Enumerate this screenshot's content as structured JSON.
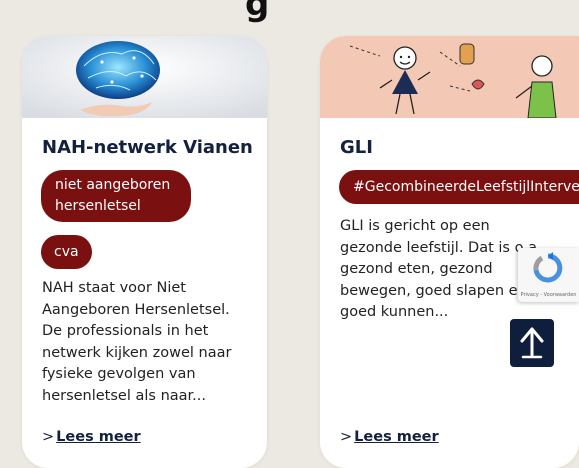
{
  "page": {
    "heading_partial": "g"
  },
  "cards": [
    {
      "title": "NAH-netwerk Vianen",
      "tags": [
        "niet aangeboren\nhersenletsel",
        "cva"
      ],
      "description": "NAH staat voor Niet\nAangeboren Hersenletsel.\nDe professionals in het\nnetwerk kijken zowel naar\nfysieke gevolgen van\nhersenletsel als naar...",
      "link": "Lees meer",
      "image_icon": "brain-hand-icon"
    },
    {
      "title": "GLI",
      "tags": [
        "#GecombineerdeLeefstijlInterventie"
      ],
      "description": "GLI is gericht op een\ngezonde leefstijl. Dat is o a\ngezond eten, gezond\nbewegen, goed slapen en\ngoed kunnen...",
      "link": "Lees meer",
      "image_icon": "lifestyle-illustration-icon"
    }
  ],
  "recaptcha": {
    "text": "Privacy - Voorwaarden"
  },
  "colors": {
    "tag": "#7b1010",
    "title": "#13213f",
    "background": "#ece8e2",
    "scroll_button": "#101e3d"
  }
}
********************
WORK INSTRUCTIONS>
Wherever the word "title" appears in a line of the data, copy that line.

SOLUTION>
      "title": "NAH-netwerk Vianen",
      "title": "GLI",
    "title": "#13213f",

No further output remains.